Eduard Zaloshnja, PhD
Research Scientist at Pacific Institute for Research and Evaluation, Washington DC
A foreign direct investment (FDI) is an investment in the form of a controlling ownership in a business in one country by an entity based in another country. It is thus distinguished from a foreign portfolio investment by a notion of direct control. The origin of the investment does not impact the definition of an FDI; the investment may be made either “inorganically” by buying a company in the target country or “organically” by starting or expanding the operations of a business in that country.
The latest Bank of Albania data show that at the end of year 2017, the accumulated (over the years) stock of FDI-s in the country reached a record level – 6.5 billion Euros. This level represents a 67% increase compared to the end of year 2012 (Figure 1). The main source of the increase in the last two years has been the Trans Adriatic Pipeline (TAP) and investments by Royal Dutch Shell.
At the end of 2017, Greece remained the main country of origin for the FDI stock in Albania with 19.6% (Figure2), followed by Switzerland and Canada with 13.6% each (Switzerland due to TAP and Canada due to Bankers Petroleum).
At the end of 2014, Italy was ranked third as country of origin for FDI stock in Albania.

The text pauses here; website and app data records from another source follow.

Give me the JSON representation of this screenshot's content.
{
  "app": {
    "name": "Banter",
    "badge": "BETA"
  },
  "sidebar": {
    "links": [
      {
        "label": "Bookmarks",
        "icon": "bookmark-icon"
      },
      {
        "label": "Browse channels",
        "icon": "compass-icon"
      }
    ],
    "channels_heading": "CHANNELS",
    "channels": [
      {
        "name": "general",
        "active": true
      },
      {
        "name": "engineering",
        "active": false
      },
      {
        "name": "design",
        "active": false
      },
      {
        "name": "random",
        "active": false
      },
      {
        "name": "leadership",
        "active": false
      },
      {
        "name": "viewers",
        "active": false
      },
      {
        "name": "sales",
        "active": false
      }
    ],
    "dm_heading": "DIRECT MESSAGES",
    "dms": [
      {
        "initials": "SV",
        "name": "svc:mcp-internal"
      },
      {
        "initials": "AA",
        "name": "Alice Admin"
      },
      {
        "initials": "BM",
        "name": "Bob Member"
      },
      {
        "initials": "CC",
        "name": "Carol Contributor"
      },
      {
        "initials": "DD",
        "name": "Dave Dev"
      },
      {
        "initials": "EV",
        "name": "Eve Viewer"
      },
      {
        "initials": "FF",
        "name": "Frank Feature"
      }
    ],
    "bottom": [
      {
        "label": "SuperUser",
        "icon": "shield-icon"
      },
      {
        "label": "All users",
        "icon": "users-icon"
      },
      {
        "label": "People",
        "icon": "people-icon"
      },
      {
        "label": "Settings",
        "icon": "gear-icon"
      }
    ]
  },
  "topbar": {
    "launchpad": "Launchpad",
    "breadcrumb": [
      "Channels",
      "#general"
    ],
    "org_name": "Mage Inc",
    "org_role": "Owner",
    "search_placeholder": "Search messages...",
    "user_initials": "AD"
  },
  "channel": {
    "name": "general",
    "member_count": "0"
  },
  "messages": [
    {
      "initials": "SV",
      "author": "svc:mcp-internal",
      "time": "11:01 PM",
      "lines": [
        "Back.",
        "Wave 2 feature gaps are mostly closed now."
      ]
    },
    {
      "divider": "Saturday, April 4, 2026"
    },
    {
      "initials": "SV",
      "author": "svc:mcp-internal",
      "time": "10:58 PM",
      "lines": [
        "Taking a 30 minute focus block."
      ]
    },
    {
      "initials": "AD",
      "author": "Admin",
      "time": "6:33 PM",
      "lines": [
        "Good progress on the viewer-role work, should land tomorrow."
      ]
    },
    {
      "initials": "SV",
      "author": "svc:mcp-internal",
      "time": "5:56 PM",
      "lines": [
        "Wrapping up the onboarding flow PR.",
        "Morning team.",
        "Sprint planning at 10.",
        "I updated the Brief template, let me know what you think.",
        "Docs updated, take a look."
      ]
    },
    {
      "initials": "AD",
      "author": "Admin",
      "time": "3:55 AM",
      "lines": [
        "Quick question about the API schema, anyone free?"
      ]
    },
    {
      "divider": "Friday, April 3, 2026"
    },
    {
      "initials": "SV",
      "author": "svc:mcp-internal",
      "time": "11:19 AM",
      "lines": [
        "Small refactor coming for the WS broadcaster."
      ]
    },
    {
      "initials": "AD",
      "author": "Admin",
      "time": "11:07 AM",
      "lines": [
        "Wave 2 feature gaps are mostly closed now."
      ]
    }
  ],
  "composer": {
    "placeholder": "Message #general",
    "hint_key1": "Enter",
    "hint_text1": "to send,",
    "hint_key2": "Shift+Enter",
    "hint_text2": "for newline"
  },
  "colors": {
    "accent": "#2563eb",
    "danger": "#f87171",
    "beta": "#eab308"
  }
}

However, due to TAP and investments from Royal Dutch Shell, Switzerland and Holland have moved Italy to the fifth place (Table 1).
|FDI stock by country of origin 2014-2017 (in million Euros)|
|Off-shore tax havens||39.3||56.9||103.6||134.6|
|British Virgin Islands||1.2||1.2||1.4||1.6|